Source data:
————
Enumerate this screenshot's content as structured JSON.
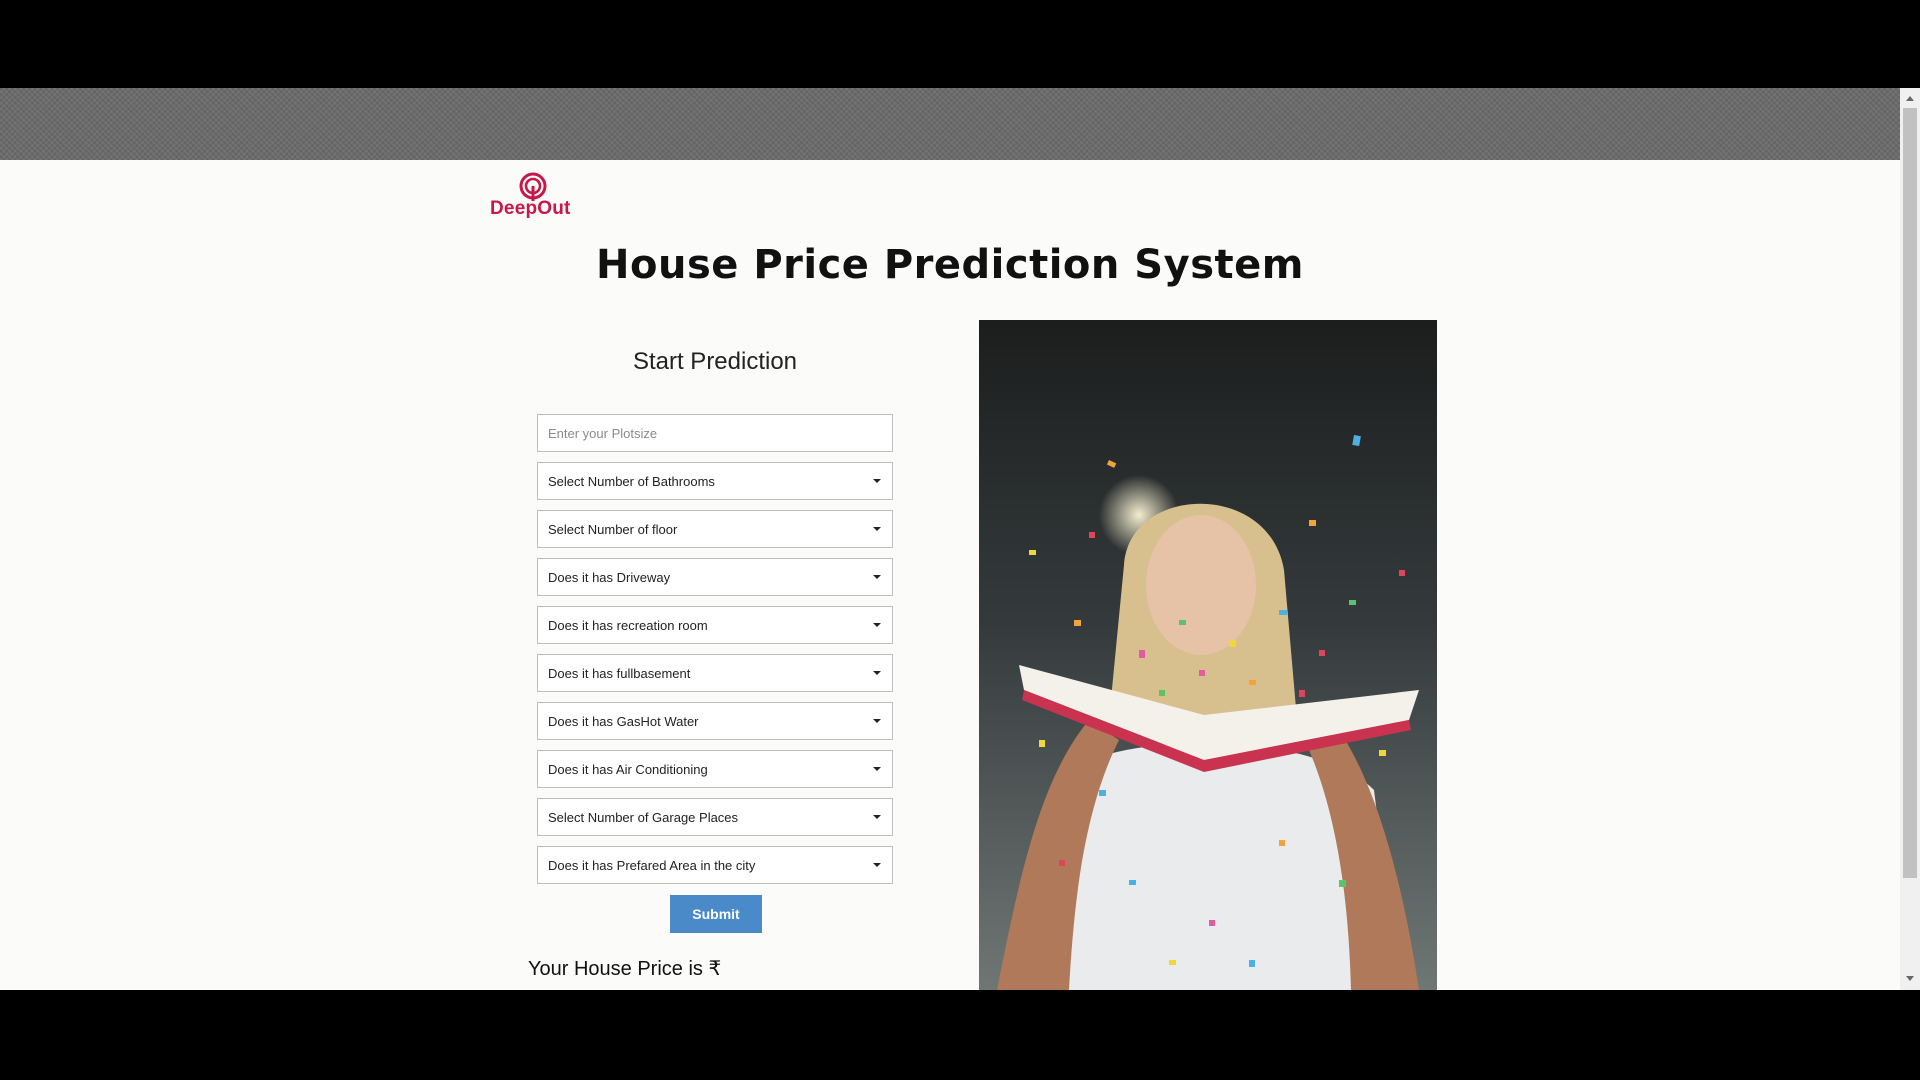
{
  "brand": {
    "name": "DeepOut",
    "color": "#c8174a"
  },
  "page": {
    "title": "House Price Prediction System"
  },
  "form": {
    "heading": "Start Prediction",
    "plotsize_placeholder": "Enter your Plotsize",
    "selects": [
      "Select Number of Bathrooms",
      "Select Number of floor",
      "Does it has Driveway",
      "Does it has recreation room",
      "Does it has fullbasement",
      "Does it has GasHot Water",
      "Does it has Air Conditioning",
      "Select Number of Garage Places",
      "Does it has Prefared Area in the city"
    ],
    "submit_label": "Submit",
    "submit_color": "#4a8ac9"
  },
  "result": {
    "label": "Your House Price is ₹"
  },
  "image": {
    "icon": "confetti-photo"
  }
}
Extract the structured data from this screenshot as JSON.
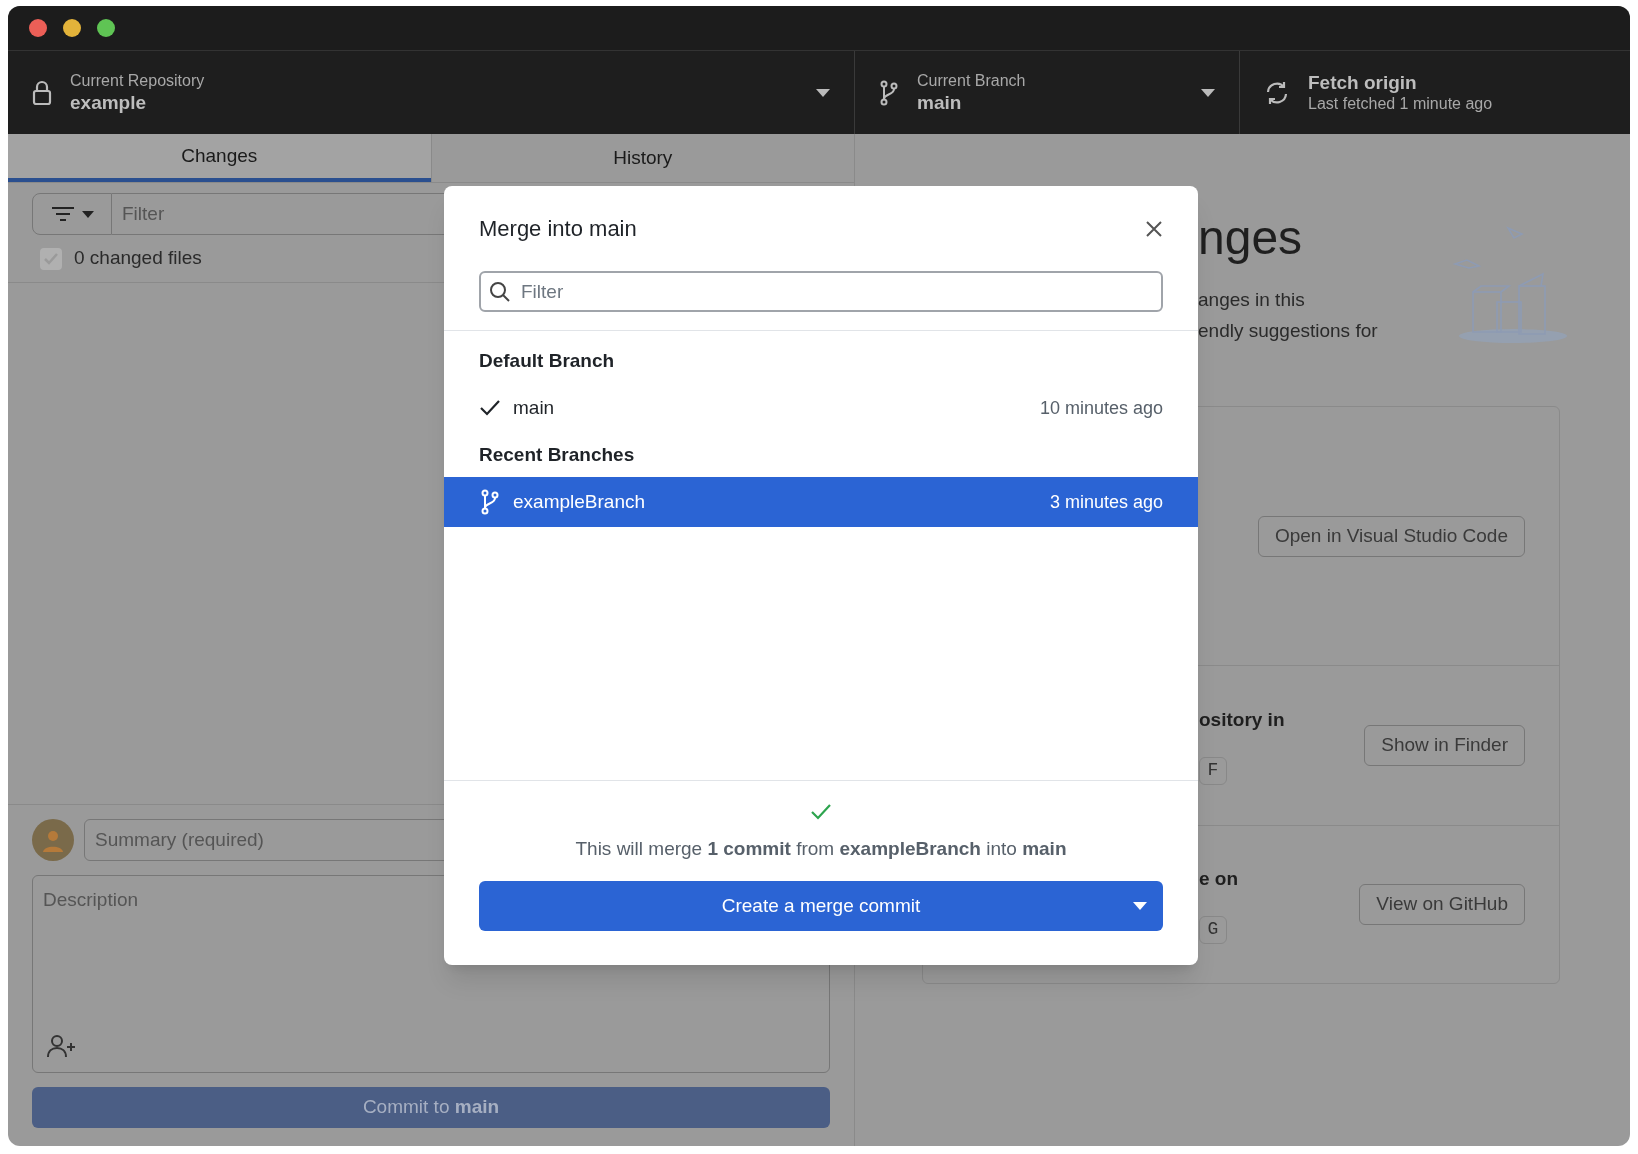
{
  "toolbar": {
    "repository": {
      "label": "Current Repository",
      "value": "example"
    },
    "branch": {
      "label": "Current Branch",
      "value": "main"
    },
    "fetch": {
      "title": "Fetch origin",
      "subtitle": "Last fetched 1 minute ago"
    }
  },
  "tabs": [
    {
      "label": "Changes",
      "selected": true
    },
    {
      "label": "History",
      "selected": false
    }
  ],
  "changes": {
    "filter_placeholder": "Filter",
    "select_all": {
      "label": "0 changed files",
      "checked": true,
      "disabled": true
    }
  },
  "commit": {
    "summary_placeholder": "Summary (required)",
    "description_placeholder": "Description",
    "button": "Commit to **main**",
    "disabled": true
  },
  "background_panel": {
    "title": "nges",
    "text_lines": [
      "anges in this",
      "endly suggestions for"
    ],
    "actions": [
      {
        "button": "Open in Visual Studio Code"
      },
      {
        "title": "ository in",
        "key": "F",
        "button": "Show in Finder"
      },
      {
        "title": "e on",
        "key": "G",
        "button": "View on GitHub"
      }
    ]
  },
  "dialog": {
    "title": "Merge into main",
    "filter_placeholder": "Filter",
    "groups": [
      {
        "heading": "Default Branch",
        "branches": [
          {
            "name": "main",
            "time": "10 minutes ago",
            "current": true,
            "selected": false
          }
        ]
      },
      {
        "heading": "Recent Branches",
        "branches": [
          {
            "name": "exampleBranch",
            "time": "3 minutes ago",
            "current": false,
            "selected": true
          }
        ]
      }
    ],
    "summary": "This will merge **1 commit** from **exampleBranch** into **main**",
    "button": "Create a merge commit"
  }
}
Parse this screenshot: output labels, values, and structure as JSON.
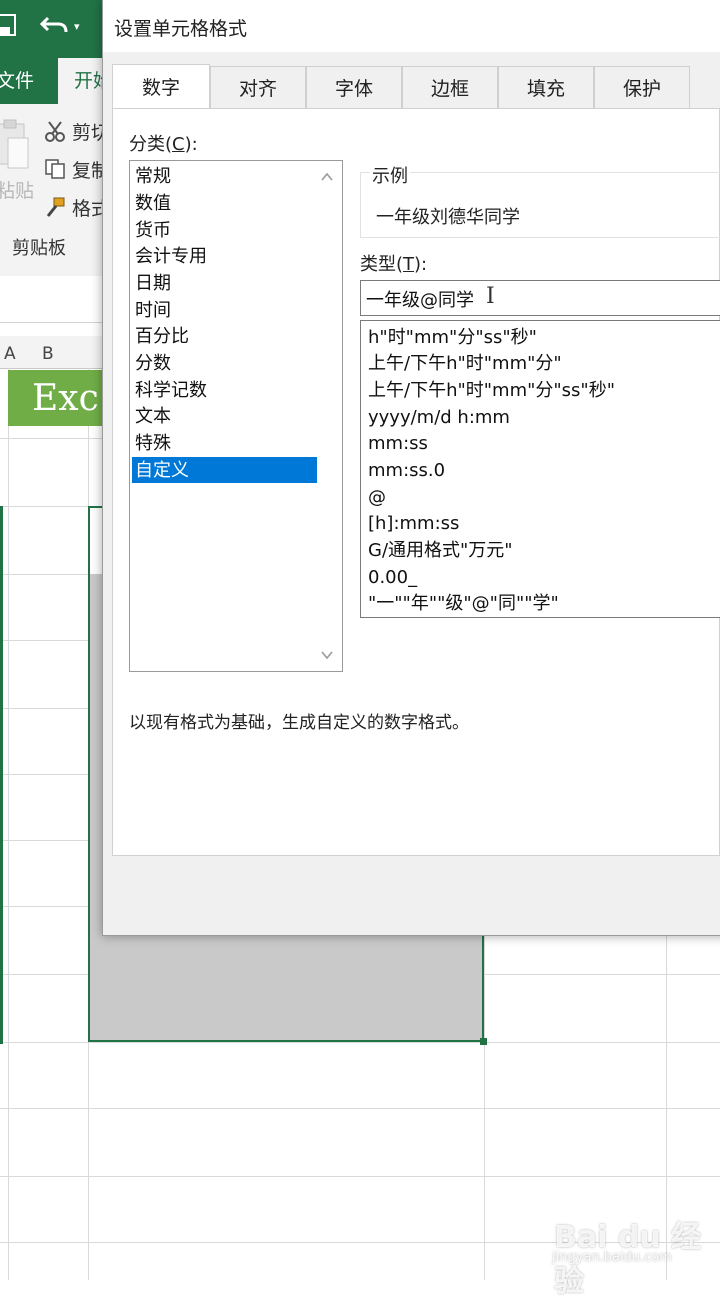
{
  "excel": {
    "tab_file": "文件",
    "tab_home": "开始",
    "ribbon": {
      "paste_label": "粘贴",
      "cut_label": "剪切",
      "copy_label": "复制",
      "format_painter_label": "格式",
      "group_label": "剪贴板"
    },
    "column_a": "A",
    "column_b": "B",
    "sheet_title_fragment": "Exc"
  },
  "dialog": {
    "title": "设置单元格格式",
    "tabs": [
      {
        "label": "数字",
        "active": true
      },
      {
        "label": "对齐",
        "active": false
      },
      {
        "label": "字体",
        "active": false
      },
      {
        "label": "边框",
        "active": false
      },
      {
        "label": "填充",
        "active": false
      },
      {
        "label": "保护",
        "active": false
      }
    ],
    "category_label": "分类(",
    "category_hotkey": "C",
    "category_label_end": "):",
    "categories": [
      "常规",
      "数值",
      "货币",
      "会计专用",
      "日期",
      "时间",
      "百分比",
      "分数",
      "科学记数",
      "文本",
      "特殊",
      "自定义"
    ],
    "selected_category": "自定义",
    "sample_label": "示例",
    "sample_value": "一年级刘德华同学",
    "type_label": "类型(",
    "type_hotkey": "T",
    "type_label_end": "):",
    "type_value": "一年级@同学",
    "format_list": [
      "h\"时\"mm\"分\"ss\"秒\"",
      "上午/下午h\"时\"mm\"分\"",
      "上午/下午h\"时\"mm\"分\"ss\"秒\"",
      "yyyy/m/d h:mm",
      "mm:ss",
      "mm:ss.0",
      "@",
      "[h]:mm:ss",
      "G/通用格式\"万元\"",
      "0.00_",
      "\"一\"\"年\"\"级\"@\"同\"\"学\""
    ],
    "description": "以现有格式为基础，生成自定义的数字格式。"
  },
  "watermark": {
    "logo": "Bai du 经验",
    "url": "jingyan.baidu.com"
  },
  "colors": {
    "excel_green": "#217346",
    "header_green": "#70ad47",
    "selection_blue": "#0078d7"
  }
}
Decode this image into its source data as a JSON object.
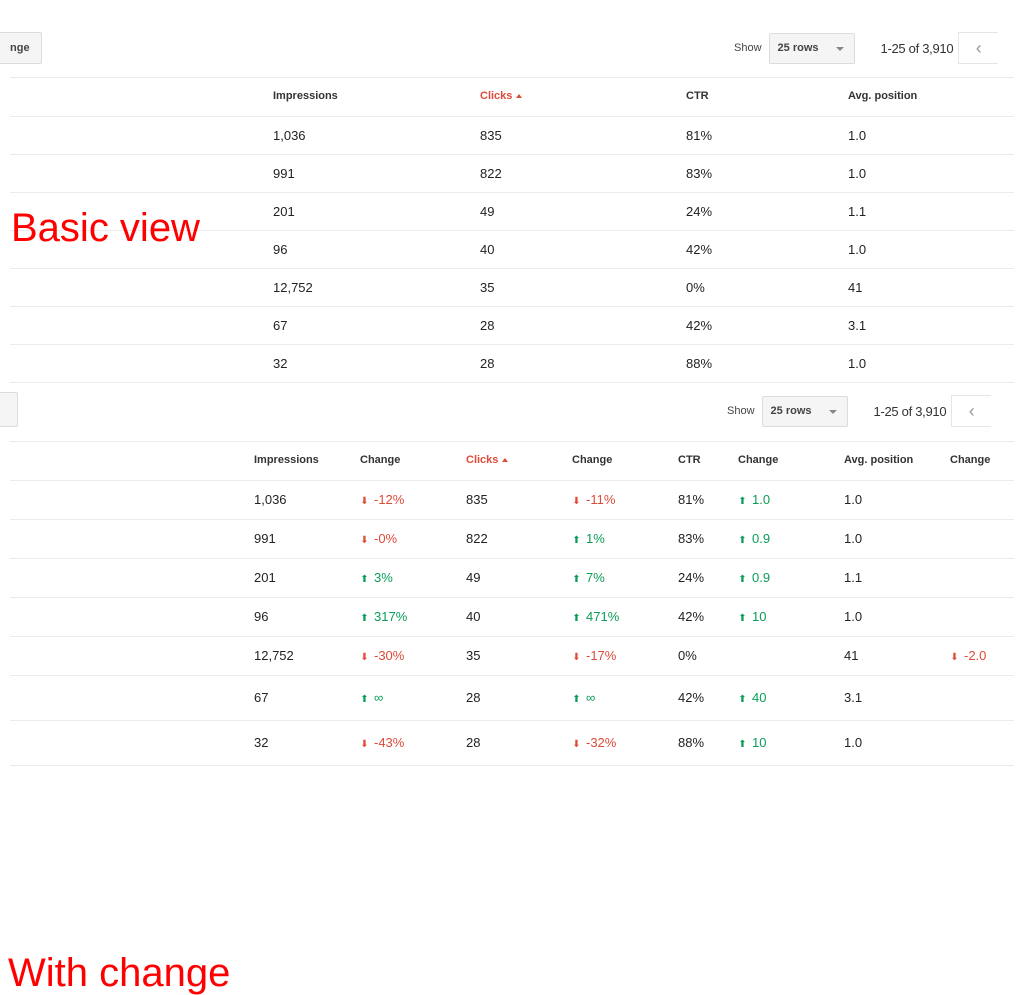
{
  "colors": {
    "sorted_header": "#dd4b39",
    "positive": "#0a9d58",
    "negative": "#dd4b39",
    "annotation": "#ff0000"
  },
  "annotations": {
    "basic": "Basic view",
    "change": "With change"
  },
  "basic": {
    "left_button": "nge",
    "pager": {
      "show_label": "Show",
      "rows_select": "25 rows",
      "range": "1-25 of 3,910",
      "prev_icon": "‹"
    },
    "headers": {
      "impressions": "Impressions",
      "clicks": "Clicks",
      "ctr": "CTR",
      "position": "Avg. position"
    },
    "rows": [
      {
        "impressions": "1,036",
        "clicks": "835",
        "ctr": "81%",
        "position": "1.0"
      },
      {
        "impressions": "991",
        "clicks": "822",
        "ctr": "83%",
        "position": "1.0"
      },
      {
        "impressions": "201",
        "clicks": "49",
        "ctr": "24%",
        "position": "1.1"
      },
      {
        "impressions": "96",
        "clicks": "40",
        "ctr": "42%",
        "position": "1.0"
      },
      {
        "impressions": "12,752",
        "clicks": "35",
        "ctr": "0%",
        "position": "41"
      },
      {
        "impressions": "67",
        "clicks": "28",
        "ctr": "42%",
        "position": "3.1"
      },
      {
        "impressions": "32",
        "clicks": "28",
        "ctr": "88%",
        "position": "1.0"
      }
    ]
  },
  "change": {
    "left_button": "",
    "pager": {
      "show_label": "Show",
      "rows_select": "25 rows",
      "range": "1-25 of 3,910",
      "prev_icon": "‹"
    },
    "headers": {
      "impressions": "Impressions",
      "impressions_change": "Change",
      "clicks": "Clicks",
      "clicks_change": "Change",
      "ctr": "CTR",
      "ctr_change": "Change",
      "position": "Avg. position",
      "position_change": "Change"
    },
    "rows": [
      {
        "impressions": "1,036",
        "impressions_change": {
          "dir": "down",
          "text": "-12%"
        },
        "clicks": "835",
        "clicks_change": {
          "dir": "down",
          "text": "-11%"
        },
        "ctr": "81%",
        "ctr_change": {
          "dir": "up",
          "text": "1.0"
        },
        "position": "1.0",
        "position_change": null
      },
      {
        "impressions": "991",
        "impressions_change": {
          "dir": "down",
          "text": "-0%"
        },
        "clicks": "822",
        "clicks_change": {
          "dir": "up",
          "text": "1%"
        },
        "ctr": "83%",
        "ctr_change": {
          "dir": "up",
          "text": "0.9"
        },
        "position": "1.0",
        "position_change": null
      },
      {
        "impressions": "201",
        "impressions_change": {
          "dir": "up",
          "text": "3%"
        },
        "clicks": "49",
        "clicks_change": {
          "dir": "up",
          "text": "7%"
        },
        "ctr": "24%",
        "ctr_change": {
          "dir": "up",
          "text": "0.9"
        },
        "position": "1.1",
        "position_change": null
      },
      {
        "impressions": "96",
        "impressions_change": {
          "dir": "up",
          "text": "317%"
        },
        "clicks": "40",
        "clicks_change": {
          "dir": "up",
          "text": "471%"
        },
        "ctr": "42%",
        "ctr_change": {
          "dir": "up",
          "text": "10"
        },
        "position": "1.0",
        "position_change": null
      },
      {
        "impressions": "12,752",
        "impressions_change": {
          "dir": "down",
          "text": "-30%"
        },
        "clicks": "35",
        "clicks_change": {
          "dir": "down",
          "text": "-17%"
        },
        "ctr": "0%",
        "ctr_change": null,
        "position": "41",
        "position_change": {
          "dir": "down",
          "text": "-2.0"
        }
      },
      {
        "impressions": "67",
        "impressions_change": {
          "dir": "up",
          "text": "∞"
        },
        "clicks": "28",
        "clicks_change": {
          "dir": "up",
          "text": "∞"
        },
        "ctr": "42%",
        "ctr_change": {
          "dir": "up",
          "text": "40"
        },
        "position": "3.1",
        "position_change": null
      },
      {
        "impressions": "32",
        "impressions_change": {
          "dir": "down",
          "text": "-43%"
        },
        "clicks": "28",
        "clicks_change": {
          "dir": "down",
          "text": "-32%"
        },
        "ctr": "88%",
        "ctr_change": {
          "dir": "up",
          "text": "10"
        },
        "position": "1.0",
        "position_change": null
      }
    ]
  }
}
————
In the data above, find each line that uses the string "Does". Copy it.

      "Does it has Driveway",
      "Does it has recreation room",
      "Does it has fullbasement",
      "Does it has GasHot Water",
      "Does it has Air Conditioning",
      "Does it has Prefared Area in the city"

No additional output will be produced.